Plaintiffs also assert that the District Court erred in failing to award interest on their claim, from December 14, 1970, the date of the first Siebken letter. We have held that if the right to damages for breach of contract is a matter of reasonable litigation, and the amount to be recovered, if any, is unliquidated and must be fixed, not by mere computation but by suit, interest may not be allowed for time precedent to the settlement of the right to a recovery and the ascertainment of the amount. Smith v. Platte Valley P. P. & Irr. Dist., 151 Neb. 49, 36 N.W.2d 478 (1949). While it is true in this case that the right to damages was not a matter of reasonable litigation, the county having stipulated that the full amount of dirt promised under the agreement had not been delivered, nevertheless the amount of such damages was not capable of being definitely ascertained by mere computation as of December 14, 1970. On that date the parties were under the impression that only 14,763 cubic yards of dirt had been delivered. It was not until Siebken's letter of October 19, 1971, that the parties were informed a compaction factor of 1.3 would have to be applied to the figure of 14,763 cubic yards in order to determine the exact amount of the dirt deposited upon the land. Thus as of December 14, 1970, it would not have been possible to make a definite determination of the amount of damages due to the plaintiffs, even by reference to market values.
We note the claim of the county in its brief to the effect that a special statute of limitations was applicable to the claim of the plaintiffs in this action and that their failure to file their claim within 90 days from and after a time when any materials or labor which formed the basis of the claim shall have been furnished or performed bars them under section 23-135, R.R.S.1943. We need not and do not decide this collateral matter for the reason that it is not properly before this court. This is a matter which should have been raised by cross-appeal. Rule 1, subd. d, Revised Rules of the Supreme Court, 1974, provides: "The filing of an appeal shall vest in an appellee the right to a cross-appeal. The cross-appeal need only be asserted in appellee's brief in the manner provided by Rule 8b 3." Also Rule 8, subd. b, par. 3 provides: "Where the brief of appellee presents a cross-appeal, it shall be noted on the cover of the brief and it shall be set forth in a separate division of the brief. This division shall be headed `Brief on Cross-Appeal' and shall be prepared in the same manner and under the same rules as the brief of appellant." This was not done. We must note in passing that we have strong doubts as to whether the requirements of section 23-135, R.R.S.1943, apply to the facts of this case, but express no opinion with regard to it.

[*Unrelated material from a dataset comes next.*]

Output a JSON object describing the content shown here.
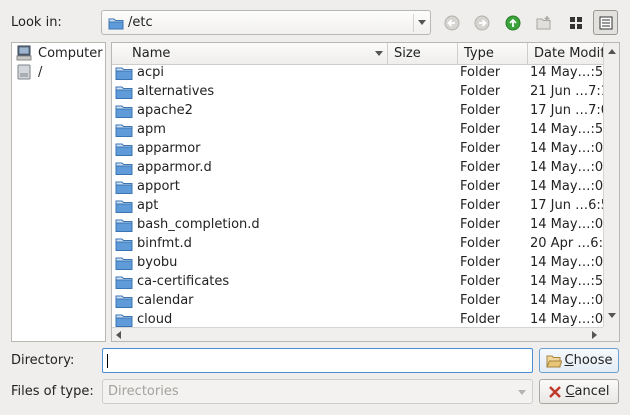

We believe that the remittitur ordered by the District Court was excessive in amount, and accordingly the order of remittitur is modified to require instead a remittitur of $3,950.69, and plaintiffs are to be given 10 days from and after receipt by the District Court of the mandate in this case to elect whether to file such remittitur or undergo a new trial, as provided in the order of the District Court.
Affirmed as modified.